◆ **Exercise directions**: Copy each line of the data that has "JSON" in it.

(Data records for software interfaces)
[Start of section]
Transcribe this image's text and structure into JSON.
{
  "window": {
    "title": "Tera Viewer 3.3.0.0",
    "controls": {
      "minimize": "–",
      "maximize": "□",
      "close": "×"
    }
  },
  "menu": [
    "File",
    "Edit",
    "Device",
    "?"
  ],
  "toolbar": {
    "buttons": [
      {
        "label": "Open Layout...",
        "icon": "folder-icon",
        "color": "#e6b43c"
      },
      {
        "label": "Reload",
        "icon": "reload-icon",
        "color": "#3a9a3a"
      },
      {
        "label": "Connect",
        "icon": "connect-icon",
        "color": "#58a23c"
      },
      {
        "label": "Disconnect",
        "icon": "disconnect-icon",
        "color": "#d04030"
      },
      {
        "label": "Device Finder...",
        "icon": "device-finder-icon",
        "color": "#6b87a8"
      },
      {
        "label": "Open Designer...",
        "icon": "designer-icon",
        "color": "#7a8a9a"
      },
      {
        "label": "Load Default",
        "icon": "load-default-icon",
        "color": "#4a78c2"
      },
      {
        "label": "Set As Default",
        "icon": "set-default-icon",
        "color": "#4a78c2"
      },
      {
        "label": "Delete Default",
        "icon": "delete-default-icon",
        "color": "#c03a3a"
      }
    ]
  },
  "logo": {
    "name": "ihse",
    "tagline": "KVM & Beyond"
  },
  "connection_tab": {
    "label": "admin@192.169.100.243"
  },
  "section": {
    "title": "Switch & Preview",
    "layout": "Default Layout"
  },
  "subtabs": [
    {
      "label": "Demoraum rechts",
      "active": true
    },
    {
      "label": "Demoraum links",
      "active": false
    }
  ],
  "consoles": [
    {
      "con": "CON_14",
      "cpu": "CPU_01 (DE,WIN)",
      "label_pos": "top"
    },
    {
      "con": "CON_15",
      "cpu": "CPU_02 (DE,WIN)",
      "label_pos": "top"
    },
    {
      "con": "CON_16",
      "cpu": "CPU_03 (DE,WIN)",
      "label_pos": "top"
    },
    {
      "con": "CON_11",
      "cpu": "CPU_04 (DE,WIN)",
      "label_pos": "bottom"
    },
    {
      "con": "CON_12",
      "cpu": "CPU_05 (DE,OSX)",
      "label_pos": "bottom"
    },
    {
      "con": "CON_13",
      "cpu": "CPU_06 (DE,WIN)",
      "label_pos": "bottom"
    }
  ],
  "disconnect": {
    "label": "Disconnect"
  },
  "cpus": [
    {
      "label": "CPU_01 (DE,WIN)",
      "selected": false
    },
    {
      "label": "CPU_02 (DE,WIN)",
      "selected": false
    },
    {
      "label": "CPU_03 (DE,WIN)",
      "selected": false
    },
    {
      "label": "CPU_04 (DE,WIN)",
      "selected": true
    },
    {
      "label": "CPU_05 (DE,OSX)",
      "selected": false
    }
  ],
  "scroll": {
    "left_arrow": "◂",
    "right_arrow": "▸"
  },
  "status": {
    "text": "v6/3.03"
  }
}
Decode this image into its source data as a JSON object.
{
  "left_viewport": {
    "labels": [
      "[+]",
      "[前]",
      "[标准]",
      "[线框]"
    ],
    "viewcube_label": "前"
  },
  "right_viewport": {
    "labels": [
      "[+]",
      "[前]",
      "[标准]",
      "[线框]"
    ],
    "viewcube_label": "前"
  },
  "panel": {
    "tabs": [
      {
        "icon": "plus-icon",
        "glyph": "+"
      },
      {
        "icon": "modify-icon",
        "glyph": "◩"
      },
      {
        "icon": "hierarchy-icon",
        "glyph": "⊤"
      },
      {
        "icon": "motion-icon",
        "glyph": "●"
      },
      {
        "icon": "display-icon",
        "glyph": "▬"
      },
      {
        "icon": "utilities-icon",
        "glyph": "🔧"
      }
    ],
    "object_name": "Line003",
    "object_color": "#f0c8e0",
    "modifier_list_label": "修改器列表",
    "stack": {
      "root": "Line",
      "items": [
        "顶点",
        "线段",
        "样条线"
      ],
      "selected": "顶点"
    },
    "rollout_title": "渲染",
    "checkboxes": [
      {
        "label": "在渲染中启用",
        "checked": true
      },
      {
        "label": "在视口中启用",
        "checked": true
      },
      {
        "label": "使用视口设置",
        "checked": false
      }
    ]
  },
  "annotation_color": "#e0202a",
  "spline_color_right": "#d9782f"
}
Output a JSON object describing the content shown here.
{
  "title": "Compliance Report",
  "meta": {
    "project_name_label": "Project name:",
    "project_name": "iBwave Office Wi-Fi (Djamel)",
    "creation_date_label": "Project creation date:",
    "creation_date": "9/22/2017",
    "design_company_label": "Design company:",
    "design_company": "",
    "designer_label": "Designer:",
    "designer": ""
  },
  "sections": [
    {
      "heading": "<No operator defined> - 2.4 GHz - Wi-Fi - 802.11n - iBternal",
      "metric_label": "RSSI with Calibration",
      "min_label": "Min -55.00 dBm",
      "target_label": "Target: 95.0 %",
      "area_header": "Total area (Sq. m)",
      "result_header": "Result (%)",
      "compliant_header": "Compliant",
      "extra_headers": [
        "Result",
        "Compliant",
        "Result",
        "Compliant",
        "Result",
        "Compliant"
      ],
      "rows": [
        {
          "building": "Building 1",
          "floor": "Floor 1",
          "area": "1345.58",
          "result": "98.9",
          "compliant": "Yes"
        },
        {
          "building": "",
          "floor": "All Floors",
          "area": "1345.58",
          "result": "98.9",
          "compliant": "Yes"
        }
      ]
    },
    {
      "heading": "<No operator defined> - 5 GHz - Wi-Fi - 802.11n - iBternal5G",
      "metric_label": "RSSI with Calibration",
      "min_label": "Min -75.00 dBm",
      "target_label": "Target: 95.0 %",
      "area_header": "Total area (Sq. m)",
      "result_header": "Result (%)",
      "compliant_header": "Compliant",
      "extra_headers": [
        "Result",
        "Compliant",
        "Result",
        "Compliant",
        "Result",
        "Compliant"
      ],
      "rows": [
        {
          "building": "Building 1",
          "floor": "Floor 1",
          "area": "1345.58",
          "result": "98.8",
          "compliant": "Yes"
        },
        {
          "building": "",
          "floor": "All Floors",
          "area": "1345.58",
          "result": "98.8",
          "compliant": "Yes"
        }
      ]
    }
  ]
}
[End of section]
◆ **Answer space**:
Transcribe this image's text and structure into JSON.
Decode this image into its source data as a JSON object.
Output a JSON object describing the content shown here.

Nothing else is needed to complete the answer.